“After having selected a therapeutic target with evidence based on human biology, the next step is to develop a molecule with optimal properties to help reduce attrition. If you develop a therapeutic that hits this specific target, then there are certain quality criteria, for example solubility, that you should be applying to determine whether you can increase the probability of success. You need to look at the physicochemical properties and based on that make a decision about whether this could be a good medicine to support.”

“The next step is to learn as much as possible from the first experiment in patients, using experimental medicine approaches, adaptive trial design, Bayesian statistics, and artificial intelligence approaches to analyse the large amount of data.”

At the same time Tak is keen to emphasise that this is not about overcomplicating things. After selecting a strong scientific target, and validating and optimising the molecule, Tak likes to apply what he calls the BOT – the ‘Bloody Obvious Test’ for decision making at this stage.

“You need to look at it unhindered and just see if all the trends are going the right way,” he explains.

“This is basically just testing whether this molecule is doing what it’s supposed to. Does it hit the right pathway? Does it translate into changes in the common final pathways downstream of the target that are known to be associated with clinical improvement? Are there already trends towards clinical improvement?

“If you hit the pathway effectively but otherwise it’s all negative then you know  you don’t have a medicine and you should stop it and put your effort into something else.

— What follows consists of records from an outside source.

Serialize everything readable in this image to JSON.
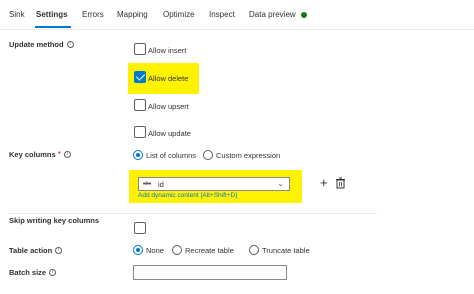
{
  "tabs": [
    {
      "label": "Sink"
    },
    {
      "label": "Settings"
    },
    {
      "label": "Errors"
    },
    {
      "label": "Mapping"
    },
    {
      "label": "Optimize"
    },
    {
      "label": "Inspect"
    },
    {
      "label": "Data preview"
    }
  ],
  "active_tab": "Settings",
  "update_method": {
    "label": "Update method",
    "options": [
      {
        "label": "Allow insert",
        "checked": false
      },
      {
        "label": "Allow delete",
        "checked": true
      },
      {
        "label": "Allow upsert",
        "checked": false
      },
      {
        "label": "Allow update",
        "checked": false
      }
    ]
  },
  "key_columns": {
    "label": "Key columns",
    "required_marker": "*",
    "modes": [
      {
        "label": "List of columns",
        "selected": true
      },
      {
        "label": "Custom expression",
        "selected": false
      }
    ],
    "column_value": "id",
    "type_icon_text": "abc",
    "dynamic_link": "Add dynamic content [Alt+Shift+D]"
  },
  "skip_writing": {
    "label": "Skip writing key columns",
    "checked": false
  },
  "table_action": {
    "label": "Table action",
    "options": [
      {
        "label": "None",
        "selected": true
      },
      {
        "label": "Recreate table",
        "selected": false
      },
      {
        "label": "Truncate table",
        "selected": false
      }
    ]
  },
  "batch_size": {
    "label": "Batch size",
    "value": ""
  },
  "colors": {
    "accent": "#0078d4",
    "highlight": "#fff200",
    "status_green": "#107c10"
  }
}
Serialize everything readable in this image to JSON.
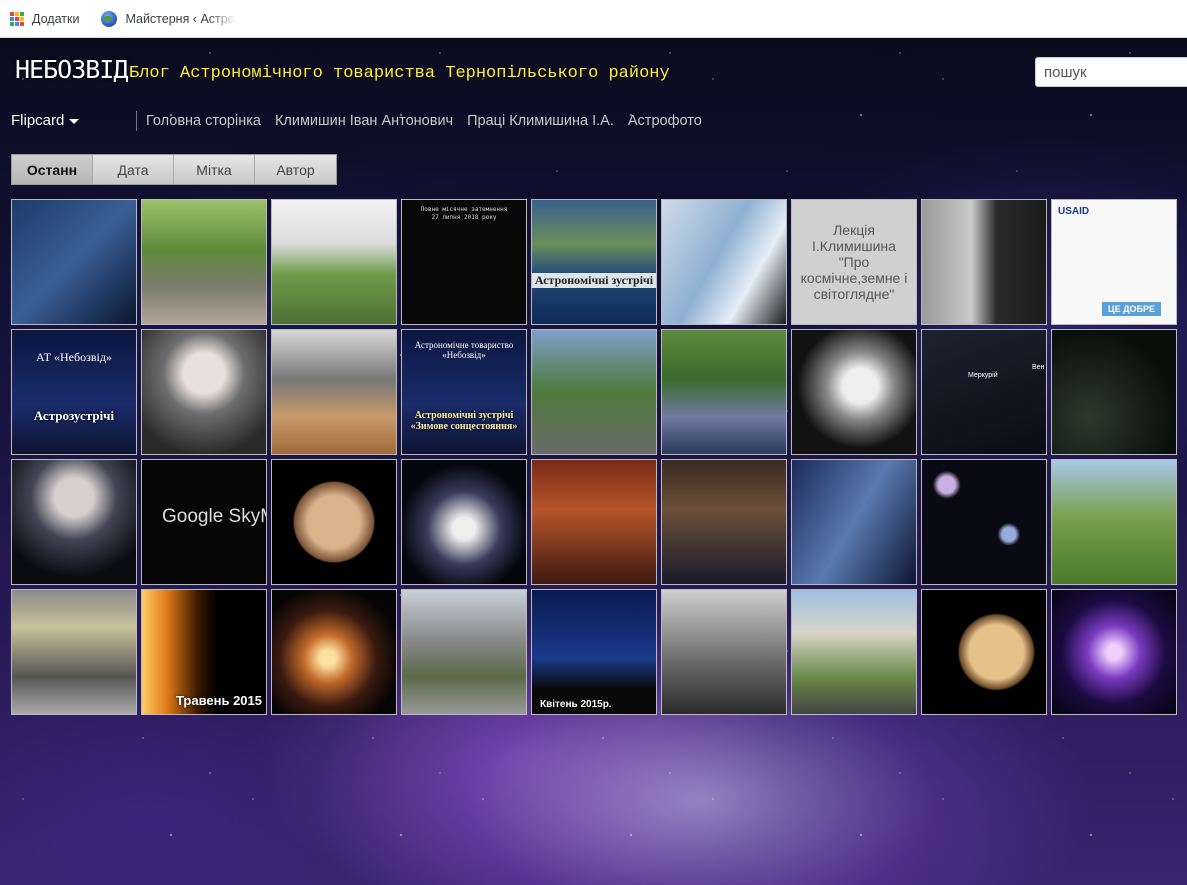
{
  "browser": {
    "bookmarks": [
      {
        "label": "Додатки",
        "icon": "apps-grid-icon"
      },
      {
        "label": "Майстерня ‹ АстроТ",
        "icon": "globe-icon"
      }
    ]
  },
  "blog": {
    "title": "НЕБОЗВІД",
    "description": "Блог Астрономічного товариства Тернопільського району"
  },
  "search": {
    "placeholder": "пошук"
  },
  "view_selector": {
    "label": "Flipcard"
  },
  "pages": [
    "Головна сторінка",
    "Климишин Іван Антонович",
    "Праці Климишина І.А.",
    "Астрофото"
  ],
  "tabs": [
    {
      "label": "Останн",
      "active": true
    },
    {
      "label": "Дата",
      "active": false
    },
    {
      "label": "Мітка",
      "active": false
    },
    {
      "label": "Автор",
      "active": false
    }
  ],
  "thumbnails": {
    "t4_lines": [
      "Повне місячне затемнення",
      "27 липня 2018 року"
    ],
    "t5_caption": "Астрономічні зустрічі",
    "t7_text": "Лекція І.Климишина \"Про космічне,земне і світоглядне\"",
    "t9_logo": "USAID",
    "t9_badge": "ЦЕ ДОБРЕ",
    "t10_title": "АТ «Небозвід»",
    "t10_caption": "Астрозустрічі",
    "t13_title": "Астрономічне товариство «Небозвід»",
    "t13_caption": "Астрономічні зустрічі «Зимове сонцестояння»",
    "t17_labels": [
      "Меркурій",
      "Вен"
    ],
    "t20_text": "Google SkyM",
    "t29_caption": "Травень 2015",
    "t32_caption": "Квітень 2015р."
  }
}
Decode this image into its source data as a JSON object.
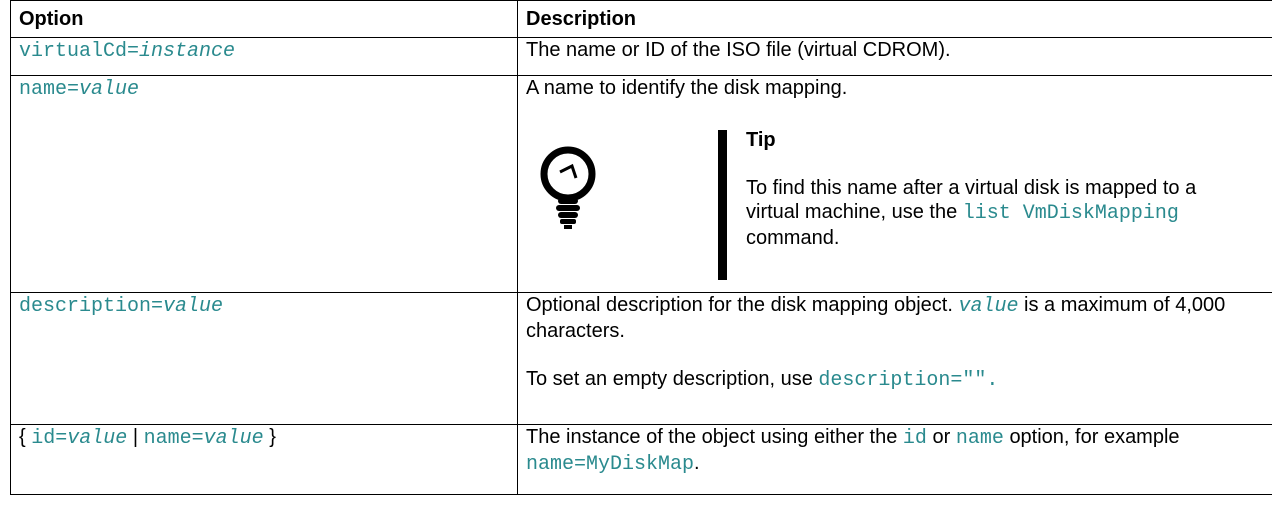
{
  "table": {
    "headers": [
      "Option",
      "Description"
    ],
    "rows": [
      {
        "option_prefix": "virtualCd=",
        "option_italic": "instance",
        "description": "The name or ID of the ISO file (virtual CDROM)."
      },
      {
        "option_prefix": "name=",
        "option_italic": "value",
        "description": "A name to identify the disk mapping.",
        "tip": {
          "title": "Tip",
          "text_before": "To find this name after a virtual disk is mapped to a virtual machine, use the",
          "code": "list VmDiskMapping",
          "text_after": "command."
        }
      },
      {
        "option_prefix": "description=",
        "option_italic": "value",
        "desc_code": "value",
        "desc_text1": "Optional description for the disk mapping object.",
        "desc_text2": "is a maximum of 4,000 characters.",
        "desc_para2": "To set an empty description, use",
        "desc_para2_code": "description=\"\"."
      },
      {
        "open_brace": "{",
        "id_prefix": "id=",
        "id_italic": "value",
        "separator": "|",
        "name_prefix": "name=",
        "name_italic": "value",
        "close_brace": "}",
        "desc_text1": "The instance of the object using either the",
        "desc_code1": "id",
        "desc_text2": "or",
        "desc_code2": "name",
        "desc_text3": "option, for example",
        "desc_code3": "name=MyDiskMap",
        "desc_text4": "."
      }
    ]
  },
  "icons": {
    "tip": "lightbulb-icon"
  }
}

“If you don’t achieve anything early on it’s unlikely to be a transformational medicine that will really make a difference for patients and be a commercial success, and there’s no point investing tens or maybe hundreds of millions in big late-stage development programmes.”

About the interviewee

Paul Peter TakOver a more than 25-year career in the life sciences, Paul-Peter Tak has been a professor of medicine, and created and led multiple companies. He co-founded Arthrogen (Amsterdam, Netherlands) in 2005, where he was chief scientific officer until 2011. He was CEO and board member of Tempero Pharmaceuticals (Cambridge, MA) from 2012 until 2015, at which point he facilitated the company’s acquisition by GSK. From 2011 until 2018, Paul-Peter served as senior vice president and global head of R&D for immuno-inflammation, infectious disease and oncology at GSK. Under his leadership, the immune-inflammation unit brought more than 10 new mechanisms of action into the clinic and filed Benlysta s.c., which has been approved for the treatment of SLE. He also oversaw the creation of a new portfolio of medicines in oncology, with a focus on immuno-oncology, cell and gene therapy and epigenetics. Paul-Peter was also chief immunology officer, development leader, and co-chair of GSK’s scientific review board. In 2018 he co-founded Sitryx Therapeutics (Oxford, UK) before he joined Flagship Pioneering.